In 1989, the number of Internet hosts passed 100,000. By 1992, when the U.S. Congress passed a law to allow commercial entities to use the Internet, that number had climbed to 1,000,000. In 1993, CERN announced the World Wide Web was free for anyone to use. In the same year a bug in a program sent an article to 200 news groups and the term “spam” was coined. In 1995 the U.S. government, which had controlled the infrastructure of the Internet since it began in 1969, turned it over to commercial entities. By 1996, more than 10 million people were using the Internet and the Web and wikis and blogs were invented. Speculative investors in Web companies created the “dot.com” bubble in the late 1990s in the stock market, which burst in 2000 when their investments fell well short of expectations. By that year, 350 million people in 218 countries were using the Web and there were 10s of millions of Web pages. In the mid-2000s, websites enabled users to create their own content and 3G cell phones connected to the Internet from just about anywhere, once again changing the way we communicate. In 2010 we will generate an estimated 1.2 zettabytes of digital information (1200 billion gigabytes, more information than in the past 5,000 years), there are 50 billion Web pages, nearly 2 billion people use the Internet (almost 30 percent of the world), and 500 million people form a loose community on Facebook.
In these last eight articles I have described how computer literacy means more than learning what to click when, that our attitudes towards technology and each other often dictate whether and how we use it, that technology is a powerful force created by societies and influenced by science, politics, the economy, and the globalization of ideas, that these technologies are a force that changes societies and each of us, and that we are only beginning to explore communications technologies and various ways we interface with them. I hope you have enjoyed my series on “computer literacy” and found it interesting and useful. As usual, I invite feedback and dialogue.

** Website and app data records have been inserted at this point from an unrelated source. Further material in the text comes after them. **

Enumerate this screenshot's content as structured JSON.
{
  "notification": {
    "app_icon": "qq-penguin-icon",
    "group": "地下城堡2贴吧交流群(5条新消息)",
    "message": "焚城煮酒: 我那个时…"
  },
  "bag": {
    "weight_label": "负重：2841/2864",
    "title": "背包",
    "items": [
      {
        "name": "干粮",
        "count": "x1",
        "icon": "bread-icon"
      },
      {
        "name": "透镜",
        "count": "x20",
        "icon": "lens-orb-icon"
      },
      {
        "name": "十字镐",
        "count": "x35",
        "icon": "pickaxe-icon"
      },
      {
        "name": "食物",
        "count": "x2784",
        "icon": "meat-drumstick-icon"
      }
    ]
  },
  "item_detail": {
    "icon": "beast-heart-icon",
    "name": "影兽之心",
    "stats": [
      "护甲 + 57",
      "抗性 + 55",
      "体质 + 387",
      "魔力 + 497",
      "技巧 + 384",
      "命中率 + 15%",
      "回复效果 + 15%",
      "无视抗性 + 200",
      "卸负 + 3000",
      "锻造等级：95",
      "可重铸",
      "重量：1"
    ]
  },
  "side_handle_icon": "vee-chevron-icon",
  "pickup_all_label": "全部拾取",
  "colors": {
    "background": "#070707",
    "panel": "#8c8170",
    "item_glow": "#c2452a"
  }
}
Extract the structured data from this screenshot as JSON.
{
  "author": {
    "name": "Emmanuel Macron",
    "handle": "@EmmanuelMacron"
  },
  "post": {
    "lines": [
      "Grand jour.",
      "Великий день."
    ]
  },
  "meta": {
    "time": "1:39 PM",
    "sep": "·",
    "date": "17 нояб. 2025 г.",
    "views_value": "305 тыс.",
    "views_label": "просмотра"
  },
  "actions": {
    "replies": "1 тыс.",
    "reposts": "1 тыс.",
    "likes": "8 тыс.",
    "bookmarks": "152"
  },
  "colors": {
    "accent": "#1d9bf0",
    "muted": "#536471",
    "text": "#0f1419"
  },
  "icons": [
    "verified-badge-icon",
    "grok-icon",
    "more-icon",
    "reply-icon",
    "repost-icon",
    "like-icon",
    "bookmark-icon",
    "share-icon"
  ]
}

E-mail Youngblood, head of the Computer Information Systems program, at email@example.com